DR: The program that actually writes for you?
SWG: Yes. One actually passed the bar exam recently. You may think that sounds great but how does it work? What information is it collecting? Where is the data stored? Or in our case, is it doing it on behalf of Met Life? Is it doing it on behalf of the person using it? If we use it do we have an obligation to tell you that we are using it? It might have your information. So, new issues keep arising and the field just keeps growing as technology keeps growing. None of this even existed even when I went to law school.
DR: You’ve had quite a journey since you were a nine-year-old with a dream in Osceola. What do you do in your spare time?
SWG: That would be my son Sebastian. We call him Bash. He will be six in May. He’s bossy. We joke that he is going to be a trial lawyer. I joke he’s a better lawyer than I ever thought about being.
DR: Bash likes to argue?
SWG: I have never seen a person who can negotiate so well. He’s very thoughtful and pays attention to stuff and remembers everything. He’ll say, “No no no no no, we agreed, you promised.” He remembers all these things from forever ago. His dad is like, “Stop bickering with your momma. Stop being a lawyer.” We joke about it all the time, that he’ll be the trial lawyer that I wasn’t brave enough to be. My former boss would always joke and say Sebastian needs to come and work for me.

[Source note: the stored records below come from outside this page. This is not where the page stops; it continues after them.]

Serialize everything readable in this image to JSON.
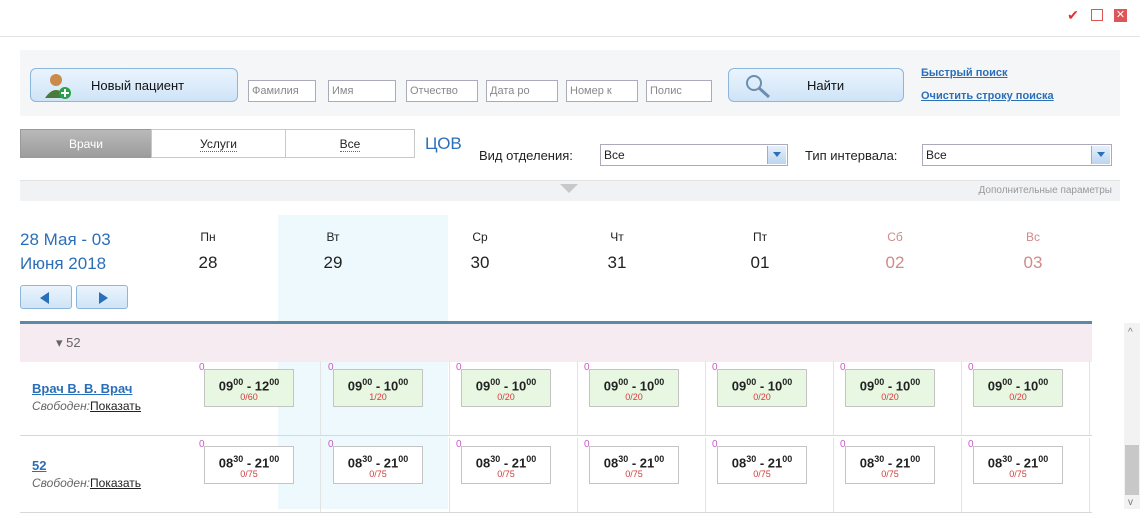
{
  "window": {
    "check_icon": "check-icon",
    "minimize_icon": "minimize-icon",
    "close_icon": "close-icon"
  },
  "search": {
    "new_patient_label": "Новый пациент",
    "fields": [
      "Фамилия",
      "Имя",
      "Отчество",
      "Дата ро",
      "Номер к",
      "Полис"
    ],
    "find_label": "Найти",
    "quick_search": "Быстрый поиск",
    "clear_search": "Очистить строку поиска"
  },
  "tabs": [
    {
      "label": "Врачи",
      "active": true
    },
    {
      "label": "Услуги",
      "active": false
    },
    {
      "label": "Все",
      "active": false
    }
  ],
  "filters": {
    "tsov_label": "ЦОВ",
    "dept_type_label": "Вид отделения:",
    "dept_type_value": "Все",
    "interval_type_label": "Тип интервала:",
    "interval_type_value": "Все",
    "extra_params": "Дополнительные параметры"
  },
  "calendar": {
    "range_line1": "28 Мая - 03",
    "range_line2": "Июня 2018",
    "days": [
      {
        "name": "Пн",
        "num": "28",
        "weekend": false
      },
      {
        "name": "Вт",
        "num": "29",
        "weekend": false,
        "today": true
      },
      {
        "name": "Ср",
        "num": "30",
        "weekend": false
      },
      {
        "name": "Чт",
        "num": "31",
        "weekend": false
      },
      {
        "name": "Пт",
        "num": "01",
        "weekend": false
      },
      {
        "name": "Сб",
        "num": "02",
        "weekend": true
      },
      {
        "name": "Вс",
        "num": "03",
        "weekend": true
      }
    ]
  },
  "group": {
    "label": "52"
  },
  "rows": [
    {
      "name": "Врач В. В. Врач",
      "status": "Свободен:",
      "show": "Показать",
      "style": "green",
      "slots": [
        {
          "zero": "0",
          "h1": "09",
          "m1": "00",
          "h2": "12",
          "m2": "00",
          "count": "0/60"
        },
        {
          "zero": "0",
          "h1": "09",
          "m1": "00",
          "h2": "10",
          "m2": "00",
          "count": "1/20"
        },
        {
          "zero": "0",
          "h1": "09",
          "m1": "00",
          "h2": "10",
          "m2": "00",
          "count": "0/20"
        },
        {
          "zero": "0",
          "h1": "09",
          "m1": "00",
          "h2": "10",
          "m2": "00",
          "count": "0/20"
        },
        {
          "zero": "0",
          "h1": "09",
          "m1": "00",
          "h2": "10",
          "m2": "00",
          "count": "0/20"
        },
        {
          "zero": "0",
          "h1": "09",
          "m1": "00",
          "h2": "10",
          "m2": "00",
          "count": "0/20"
        },
        {
          "zero": "0",
          "h1": "09",
          "m1": "00",
          "h2": "10",
          "m2": "00",
          "count": "0/20"
        }
      ]
    },
    {
      "name": "52",
      "status": "Свободен:",
      "show": "Показать",
      "style": "white",
      "slots": [
        {
          "zero": "0",
          "h1": "08",
          "m1": "30",
          "h2": "21",
          "m2": "00",
          "count": "0/75"
        },
        {
          "zero": "0",
          "h1": "08",
          "m1": "30",
          "h2": "21",
          "m2": "00",
          "count": "0/75"
        },
        {
          "zero": "0",
          "h1": "08",
          "m1": "30",
          "h2": "21",
          "m2": "00",
          "count": "0/75"
        },
        {
          "zero": "0",
          "h1": "08",
          "m1": "30",
          "h2": "21",
          "m2": "00",
          "count": "0/75"
        },
        {
          "zero": "0",
          "h1": "08",
          "m1": "30",
          "h2": "21",
          "m2": "00",
          "count": "0/75"
        },
        {
          "zero": "0",
          "h1": "08",
          "m1": "30",
          "h2": "21",
          "m2": "00",
          "count": "0/75"
        },
        {
          "zero": "0",
          "h1": "08",
          "m1": "30",
          "h2": "21",
          "m2": "00",
          "count": "0/75"
        }
      ]
    }
  ]
}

He’s learning to speak German at Gibbs. He picked it over French and Spanish. He loves German and now he keeps speaking to me in German all the time. I can’t speak German. I was telling someone else about it and said I wanted him to take Spanish but he chose German. And he says, “She wanted me to take Spanish because she knows a little bit of Spanish.” So that’s what I deal with every day with a six-year-old.
DR: It’s been a pleasure Shana and we look forward to interviewing Bash someday.